> [WHAT YOU HAVE TO DO]
Each record that follows must be given again without alteration.

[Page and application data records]
☆ ☆ ☆ ☆

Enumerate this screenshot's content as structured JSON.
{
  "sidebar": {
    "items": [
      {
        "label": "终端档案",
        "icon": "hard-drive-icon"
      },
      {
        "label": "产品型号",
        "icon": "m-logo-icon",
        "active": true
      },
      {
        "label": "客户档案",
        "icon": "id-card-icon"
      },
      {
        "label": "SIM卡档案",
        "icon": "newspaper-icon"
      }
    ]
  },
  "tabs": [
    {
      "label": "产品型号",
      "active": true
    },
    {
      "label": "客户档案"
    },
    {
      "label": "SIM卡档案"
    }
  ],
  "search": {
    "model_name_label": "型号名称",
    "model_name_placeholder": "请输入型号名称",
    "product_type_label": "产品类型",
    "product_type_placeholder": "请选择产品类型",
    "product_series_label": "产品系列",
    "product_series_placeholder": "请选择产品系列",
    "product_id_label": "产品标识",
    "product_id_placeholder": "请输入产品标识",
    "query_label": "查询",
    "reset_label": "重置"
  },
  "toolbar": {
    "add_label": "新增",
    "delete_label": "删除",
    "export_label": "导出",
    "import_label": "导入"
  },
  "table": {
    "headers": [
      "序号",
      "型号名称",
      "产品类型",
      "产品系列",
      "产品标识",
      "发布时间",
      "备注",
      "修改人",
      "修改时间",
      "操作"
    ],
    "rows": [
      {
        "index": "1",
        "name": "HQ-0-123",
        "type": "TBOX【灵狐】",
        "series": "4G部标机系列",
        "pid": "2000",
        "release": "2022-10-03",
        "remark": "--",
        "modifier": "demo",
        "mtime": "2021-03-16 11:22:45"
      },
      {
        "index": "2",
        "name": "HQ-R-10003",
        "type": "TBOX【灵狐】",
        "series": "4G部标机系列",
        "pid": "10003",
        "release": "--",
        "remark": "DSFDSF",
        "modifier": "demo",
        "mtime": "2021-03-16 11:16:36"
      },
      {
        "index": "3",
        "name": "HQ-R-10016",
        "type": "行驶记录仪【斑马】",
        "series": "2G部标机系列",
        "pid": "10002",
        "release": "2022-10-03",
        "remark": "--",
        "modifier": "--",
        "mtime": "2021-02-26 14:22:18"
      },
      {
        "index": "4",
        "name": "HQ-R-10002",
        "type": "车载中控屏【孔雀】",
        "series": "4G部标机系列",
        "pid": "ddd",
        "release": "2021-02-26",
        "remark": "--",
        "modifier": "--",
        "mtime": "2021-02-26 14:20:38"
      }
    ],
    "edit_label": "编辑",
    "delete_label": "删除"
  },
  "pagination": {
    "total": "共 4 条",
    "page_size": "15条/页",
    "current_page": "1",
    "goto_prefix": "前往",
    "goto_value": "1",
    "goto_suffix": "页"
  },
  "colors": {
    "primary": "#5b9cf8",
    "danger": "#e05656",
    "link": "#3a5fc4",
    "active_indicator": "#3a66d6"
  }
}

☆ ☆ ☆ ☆

> [SOLUTION TO THIS PROBLEM]
Enumerate this screenshot's content as structured JSON.
{
  "sidebar": {
    "items": [
      {
        "label": "终端档案",
        "icon": "hard-drive-icon"
      },
      {
        "label": "产品型号",
        "icon": "m-logo-icon",
        "active": true
      },
      {
        "label": "客户档案",
        "icon": "id-card-icon"
      },
      {
        "label": "SIM卡档案",
        "icon": "newspaper-icon"
      }
    ]
  },
  "tabs": [
    {
      "label": "产品型号",
      "active": true
    },
    {
      "label": "客户档案"
    },
    {
      "label": "SIM卡档案"
    }
  ],
  "search": {
    "model_name_label": "型号名称",
    "model_name_placeholder": "请输入型号名称",
    "product_type_label": "产品类型",
    "product_type_placeholder": "请选择产品类型",
    "product_series_label": "产品系列",
    "product_series_placeholder": "请选择产品系列",
    "product_id_label": "产品标识",
    "product_id_placeholder": "请输入产品标识",
    "query_label": "查询",
    "reset_label": "重置"
  },
  "toolbar": {
    "add_label": "新增",
    "delete_label": "删除",
    "export_label": "导出",
    "import_label": "导入"
  },
  "table": {
    "headers": [
      "序号",
      "型号名称",
      "产品类型",
      "产品系列",
      "产品标识",
      "发布时间",
      "备注",
      "修改人",
      "修改时间",
      "操作"
    ],
    "rows": [
      {
        "index": "1",
        "name": "HQ-0-123",
        "type": "TBOX【灵狐】",
        "series": "4G部标机系列",
        "pid": "2000",
        "release": "2022-10-03",
        "remark": "--",
        "modifier": "demo",
        "mtime": "2021-03-16 11:22:45"
      },
      {
        "index": "2",
        "name": "HQ-R-10003",
        "type": "TBOX【灵狐】",
        "series": "4G部标机系列",
        "pid": "10003",
        "release": "--",
        "remark": "DSFDSF",
        "modifier": "demo",
        "mtime": "2021-03-16 11:16:36"
      },
      {
        "index": "3",
        "name": "HQ-R-10016",
        "type": "行驶记录仪【斑马】",
        "series": "2G部标机系列",
        "pid": "10002",
        "release": "2022-10-03",
        "remark": "--",
        "modifier": "--",
        "mtime": "2021-02-26 14:22:18"
      },
      {
        "index": "4",
        "name": "HQ-R-10002",
        "type": "车载中控屏【孔雀】",
        "series": "4G部标机系列",
        "pid": "ddd",
        "release": "2021-02-26",
        "remark": "--",
        "modifier": "--",
        "mtime": "2021-02-26 14:20:38"
      }
    ],
    "edit_label": "编辑",
    "delete_label": "删除"
  },
  "pagination": {
    "total": "共 4 条",
    "page_size": "15条/页",
    "current_page": "1",
    "goto_prefix": "前往",
    "goto_value": "1",
    "goto_suffix": "页"
  },
  "colors": {
    "primary": "#5b9cf8",
    "danger": "#e05656",
    "link": "#3a5fc4",
    "active_indicator": "#3a66d6"
  }
}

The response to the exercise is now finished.